In England, a research masters allows you to work, on rotation, around 3 labs in the year, and you can pick and choose from different sub-fields. This is hugely beneficial because it exposes you to different sub-fields, but more importantly because it exposes you to different work dynamics and environments, allow you to cope better in your PhD; furthermore, you'll make more contacts (which is all that matters in research - reputation and recommendations) and learn from different people. It'll give you the confidence to know, during your PhD, whether you are right or wrong.

The downside is that it takes you one more year and there is no guarantee you'll get a PhD after, and there is also the extra cost - most funding bodies do not fund a one year masters. However, if you apply for a 4-year Masters with PhD, funding options are more generous.

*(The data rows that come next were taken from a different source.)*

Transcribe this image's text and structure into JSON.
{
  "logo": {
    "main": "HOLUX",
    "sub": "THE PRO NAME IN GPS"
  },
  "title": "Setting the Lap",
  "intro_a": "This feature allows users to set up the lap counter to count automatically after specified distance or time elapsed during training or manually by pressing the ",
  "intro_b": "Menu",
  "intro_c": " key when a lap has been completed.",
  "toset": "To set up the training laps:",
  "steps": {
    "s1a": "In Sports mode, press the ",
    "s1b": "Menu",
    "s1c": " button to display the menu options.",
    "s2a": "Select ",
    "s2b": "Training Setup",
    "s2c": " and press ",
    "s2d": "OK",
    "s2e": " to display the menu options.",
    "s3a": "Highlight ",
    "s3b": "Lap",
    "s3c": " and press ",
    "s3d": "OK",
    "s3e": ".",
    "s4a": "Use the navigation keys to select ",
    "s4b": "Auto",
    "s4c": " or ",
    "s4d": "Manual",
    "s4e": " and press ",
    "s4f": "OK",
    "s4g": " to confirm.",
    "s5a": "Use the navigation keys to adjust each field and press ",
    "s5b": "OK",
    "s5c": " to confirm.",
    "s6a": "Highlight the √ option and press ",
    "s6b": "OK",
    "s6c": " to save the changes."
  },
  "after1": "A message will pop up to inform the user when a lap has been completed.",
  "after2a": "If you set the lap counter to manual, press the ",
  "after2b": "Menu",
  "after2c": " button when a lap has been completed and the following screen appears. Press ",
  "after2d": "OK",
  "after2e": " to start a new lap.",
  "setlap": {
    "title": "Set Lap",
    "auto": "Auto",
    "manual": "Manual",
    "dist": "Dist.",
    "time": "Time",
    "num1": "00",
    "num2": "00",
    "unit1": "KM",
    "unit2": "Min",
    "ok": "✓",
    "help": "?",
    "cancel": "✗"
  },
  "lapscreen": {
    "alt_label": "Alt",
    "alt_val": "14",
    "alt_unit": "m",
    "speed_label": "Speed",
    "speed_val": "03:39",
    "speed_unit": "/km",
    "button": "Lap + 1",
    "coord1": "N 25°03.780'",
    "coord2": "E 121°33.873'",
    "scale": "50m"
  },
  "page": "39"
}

I can only speak for England, unsure about other countries, but the same principles apply. (my own opinion is that MRes is good if you can afford it)

  • The question on the other page asks about Mathematics, and this is on life sciences? Anyways, I've answered it and if the question is a duplicate, not my problem. – dayuloli Jun 2 '13 at 10:21
  • 1
    Correct me if I am wrong, but I always imagine different fields having different course structures, and all I tried to do is answer it in the life sciences perspective, rather than say, computer science. If you don't like the answer, just vote it down. – dayuloli Jun 2 '13 at 11:05
  • My answer is pretty much specific to life sciences, if it turns out that it isn't and other fields share the same structure (the lab rotations) then I've learnt something new today. (I would appreciate it if you can tell me other fields that have lab rotations - because I honestly wouldn't have a clue) – dayuloli Jun 2 '13 at 11:13
  • In UK, would PhD students have lab rotation opportunity? – scaaahu Jun 2 '13 at 13:55
  • No, in the UK, you stick with one lab. There might be collaborations between labs, but there is no rotations. – dayuloli Jun 2 '13 at 14:01

Not the answer you're looking for? Browse other questions tagged or ask your own question.